⟨

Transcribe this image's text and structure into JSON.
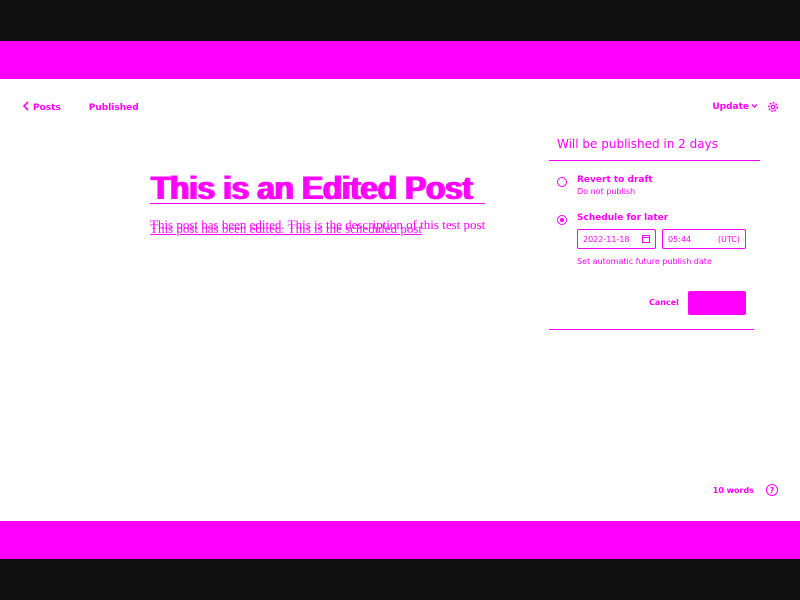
{
  "nav": {
    "back_label": "Posts",
    "status": "Published"
  },
  "actions": {
    "update_label": "Update"
  },
  "post": {
    "title": "This is an Edited Post",
    "title_overlay": "This is an Edited Post",
    "description": "This post has been edited. This is the description of this test post",
    "description_overlay": "This post has been edited. This is the scheduled post"
  },
  "popover": {
    "heading": "Will be published in 2 days",
    "revert_label": "Revert to draft",
    "revert_sub": "Do not publish",
    "schedule_label": "Schedule for later",
    "date_value": "2022-11-18",
    "time_value": "05:44",
    "timezone": "(UTC)",
    "hint": "Set automatic future publish date",
    "cancel_label": "Cancel",
    "schedule_button_label": ""
  },
  "footer": {
    "word_count": "10 words",
    "help_glyph": "?"
  },
  "colors": {
    "accent": "#ff00ff",
    "background": "#ffffff",
    "chrome": "#101010"
  },
  "icons": [
    "chevron-left-icon",
    "chevron-down-icon",
    "gear-icon",
    "calendar-icon",
    "help-icon"
  ]
}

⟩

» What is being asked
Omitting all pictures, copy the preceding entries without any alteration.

» Written response
Transcribe this image's text and structure into JSON.
{
  "nav": {
    "back_label": "Posts",
    "status": "Published"
  },
  "actions": {
    "update_label": "Update"
  },
  "post": {
    "title": "This is an Edited Post",
    "title_overlay": "This is an Edited Post",
    "description": "This post has been edited. This is the description of this test post",
    "description_overlay": "This post has been edited. This is the scheduled post"
  },
  "popover": {
    "heading": "Will be published in 2 days",
    "revert_label": "Revert to draft",
    "revert_sub": "Do not publish",
    "schedule_label": "Schedule for later",
    "date_value": "2022-11-18",
    "time_value": "05:44",
    "timezone": "(UTC)",
    "hint": "Set automatic future publish date",
    "cancel_label": "Cancel",
    "schedule_button_label": ""
  },
  "footer": {
    "word_count": "10 words",
    "help_glyph": "?"
  },
  "colors": {
    "accent": "#ff00ff",
    "background": "#ffffff",
    "chrome": "#101010"
  },
  "icons": [
    "chevron-left-icon",
    "chevron-down-icon",
    "gear-icon",
    "calendar-icon",
    "help-icon"
  ]
}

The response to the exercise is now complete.